3 For example, see the Toronto Star article entitled “Former Palestinian fighter detained for months by PA security forces.” Canadian journalist Jesse Rosenfeld reports the case of Zakaria Zubaidi, who was arrested by the PA on behalf of the Israeli military. Rosenfald writes, “Based on agreements stemming from the Oslo Accords, the PA forces are required to not interfere with Israeli raids on Palestinians in the Occupied Territories and to assist Israel and detain people the Israeli military considers a security threat. Popularly seen by Palestinians as Israel outsourcing occupation rule to the PA, there are increasing demands on the PA to stop all security coordination activities.”
4 In BDS, Omar Barghouti notes the transformation of the Oslo peace process into a “peace industry,” which assumes that the conflict is predicated on psychologically entrenched hatred between Palestinians and Israelis, rather than a structural system of asymmetry between the occupier and the occupied.
5 See Arthur Milner’s introduction to Two Plays About Israel/Palestine.
6 It is worth noting that Milner’s response is based on post-show discussions that took place in Arabic. Various cast members and I translated the discussions for him. In this paper, I reflect on personal conversations and criticisms that I often received informally, not necessarily in the context of post-show talkback sessions.
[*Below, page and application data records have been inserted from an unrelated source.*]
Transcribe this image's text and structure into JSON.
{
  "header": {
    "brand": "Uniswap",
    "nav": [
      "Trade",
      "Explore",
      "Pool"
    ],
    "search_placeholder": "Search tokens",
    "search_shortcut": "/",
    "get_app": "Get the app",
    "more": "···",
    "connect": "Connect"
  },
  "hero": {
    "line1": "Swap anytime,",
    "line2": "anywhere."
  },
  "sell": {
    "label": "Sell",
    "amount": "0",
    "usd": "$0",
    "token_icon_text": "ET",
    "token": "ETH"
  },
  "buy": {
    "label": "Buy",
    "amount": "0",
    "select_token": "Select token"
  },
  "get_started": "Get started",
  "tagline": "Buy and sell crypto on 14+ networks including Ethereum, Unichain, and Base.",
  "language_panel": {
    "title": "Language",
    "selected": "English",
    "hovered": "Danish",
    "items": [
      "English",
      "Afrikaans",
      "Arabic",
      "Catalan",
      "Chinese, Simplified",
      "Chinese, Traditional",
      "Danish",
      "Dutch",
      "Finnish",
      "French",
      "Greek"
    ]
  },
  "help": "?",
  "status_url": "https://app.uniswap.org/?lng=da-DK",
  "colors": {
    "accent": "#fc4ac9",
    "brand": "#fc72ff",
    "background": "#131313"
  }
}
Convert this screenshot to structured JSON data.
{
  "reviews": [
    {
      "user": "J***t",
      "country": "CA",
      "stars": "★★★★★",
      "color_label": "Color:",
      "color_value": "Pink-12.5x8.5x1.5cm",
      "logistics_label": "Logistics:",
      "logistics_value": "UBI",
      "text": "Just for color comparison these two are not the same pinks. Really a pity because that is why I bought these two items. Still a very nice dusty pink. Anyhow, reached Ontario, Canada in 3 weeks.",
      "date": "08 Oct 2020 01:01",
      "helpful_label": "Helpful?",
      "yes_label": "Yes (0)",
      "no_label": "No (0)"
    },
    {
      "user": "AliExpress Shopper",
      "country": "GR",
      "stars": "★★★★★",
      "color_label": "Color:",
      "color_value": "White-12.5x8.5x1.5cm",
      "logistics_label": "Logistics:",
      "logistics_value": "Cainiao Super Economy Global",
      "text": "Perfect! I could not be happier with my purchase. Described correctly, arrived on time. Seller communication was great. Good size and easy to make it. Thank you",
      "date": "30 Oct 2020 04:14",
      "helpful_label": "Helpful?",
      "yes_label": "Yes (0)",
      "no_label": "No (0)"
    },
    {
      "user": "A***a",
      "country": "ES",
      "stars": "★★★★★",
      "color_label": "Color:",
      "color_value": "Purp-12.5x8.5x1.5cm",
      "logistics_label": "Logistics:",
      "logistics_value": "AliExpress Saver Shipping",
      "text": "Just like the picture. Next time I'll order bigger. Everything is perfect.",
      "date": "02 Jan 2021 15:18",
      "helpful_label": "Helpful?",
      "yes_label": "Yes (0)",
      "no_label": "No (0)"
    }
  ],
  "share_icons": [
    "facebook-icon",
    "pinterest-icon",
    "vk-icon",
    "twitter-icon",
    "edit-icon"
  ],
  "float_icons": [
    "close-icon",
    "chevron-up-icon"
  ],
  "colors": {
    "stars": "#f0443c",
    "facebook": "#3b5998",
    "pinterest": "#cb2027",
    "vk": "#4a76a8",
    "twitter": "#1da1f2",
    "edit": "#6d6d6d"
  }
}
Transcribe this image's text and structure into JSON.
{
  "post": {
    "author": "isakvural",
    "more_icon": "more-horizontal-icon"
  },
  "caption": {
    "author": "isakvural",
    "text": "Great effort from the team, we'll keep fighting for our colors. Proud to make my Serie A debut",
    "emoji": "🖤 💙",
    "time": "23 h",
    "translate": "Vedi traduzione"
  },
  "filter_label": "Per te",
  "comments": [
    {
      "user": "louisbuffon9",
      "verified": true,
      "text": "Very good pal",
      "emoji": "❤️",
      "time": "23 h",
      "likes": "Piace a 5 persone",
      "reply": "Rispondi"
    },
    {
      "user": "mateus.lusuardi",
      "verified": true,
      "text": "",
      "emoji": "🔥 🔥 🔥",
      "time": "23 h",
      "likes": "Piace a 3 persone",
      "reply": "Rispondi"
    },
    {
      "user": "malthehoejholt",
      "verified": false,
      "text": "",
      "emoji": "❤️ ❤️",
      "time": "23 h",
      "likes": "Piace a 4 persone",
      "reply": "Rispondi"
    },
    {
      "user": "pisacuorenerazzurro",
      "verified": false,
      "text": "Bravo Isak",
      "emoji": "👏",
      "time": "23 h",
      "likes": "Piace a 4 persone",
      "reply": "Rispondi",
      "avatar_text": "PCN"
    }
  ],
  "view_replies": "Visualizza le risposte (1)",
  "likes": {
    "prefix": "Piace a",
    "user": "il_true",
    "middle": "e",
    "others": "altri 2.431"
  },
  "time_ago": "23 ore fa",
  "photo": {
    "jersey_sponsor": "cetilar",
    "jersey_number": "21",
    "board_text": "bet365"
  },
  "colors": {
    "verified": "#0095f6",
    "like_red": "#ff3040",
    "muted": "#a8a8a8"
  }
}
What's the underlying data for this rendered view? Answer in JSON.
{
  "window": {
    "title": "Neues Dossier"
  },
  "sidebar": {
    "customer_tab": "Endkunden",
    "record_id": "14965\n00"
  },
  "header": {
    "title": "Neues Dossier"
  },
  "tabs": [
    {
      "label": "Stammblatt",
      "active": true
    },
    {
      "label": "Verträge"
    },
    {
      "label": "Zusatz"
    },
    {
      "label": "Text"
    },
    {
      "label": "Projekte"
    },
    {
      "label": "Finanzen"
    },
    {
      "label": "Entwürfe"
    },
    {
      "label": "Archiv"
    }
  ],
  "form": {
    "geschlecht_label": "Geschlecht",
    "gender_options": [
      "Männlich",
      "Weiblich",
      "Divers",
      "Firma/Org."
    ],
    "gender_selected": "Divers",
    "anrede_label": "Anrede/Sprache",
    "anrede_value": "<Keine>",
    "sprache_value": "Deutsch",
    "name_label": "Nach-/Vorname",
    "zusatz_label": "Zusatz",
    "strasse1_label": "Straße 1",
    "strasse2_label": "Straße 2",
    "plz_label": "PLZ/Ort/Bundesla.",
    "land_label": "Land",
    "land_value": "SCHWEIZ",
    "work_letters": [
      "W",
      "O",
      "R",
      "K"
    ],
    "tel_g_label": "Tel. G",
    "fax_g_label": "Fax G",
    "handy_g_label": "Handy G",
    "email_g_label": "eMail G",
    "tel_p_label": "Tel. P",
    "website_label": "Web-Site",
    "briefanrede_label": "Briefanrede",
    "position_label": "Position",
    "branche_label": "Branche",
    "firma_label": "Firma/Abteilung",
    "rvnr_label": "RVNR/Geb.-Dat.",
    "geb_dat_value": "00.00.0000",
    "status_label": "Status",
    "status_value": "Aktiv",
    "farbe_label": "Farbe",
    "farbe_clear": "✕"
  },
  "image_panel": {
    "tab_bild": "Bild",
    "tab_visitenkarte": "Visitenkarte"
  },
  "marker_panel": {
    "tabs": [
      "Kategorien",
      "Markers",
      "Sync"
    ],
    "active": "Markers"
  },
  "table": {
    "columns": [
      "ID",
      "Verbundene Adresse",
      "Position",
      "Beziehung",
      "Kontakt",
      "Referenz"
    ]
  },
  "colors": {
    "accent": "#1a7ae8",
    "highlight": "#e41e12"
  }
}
7 For a brief description of the Goldstein Massacre, see Martin, The Sage Encyclopedia 232-33. Jason Sherman’s play Reading Hebron addresses this massacre in theatrical form.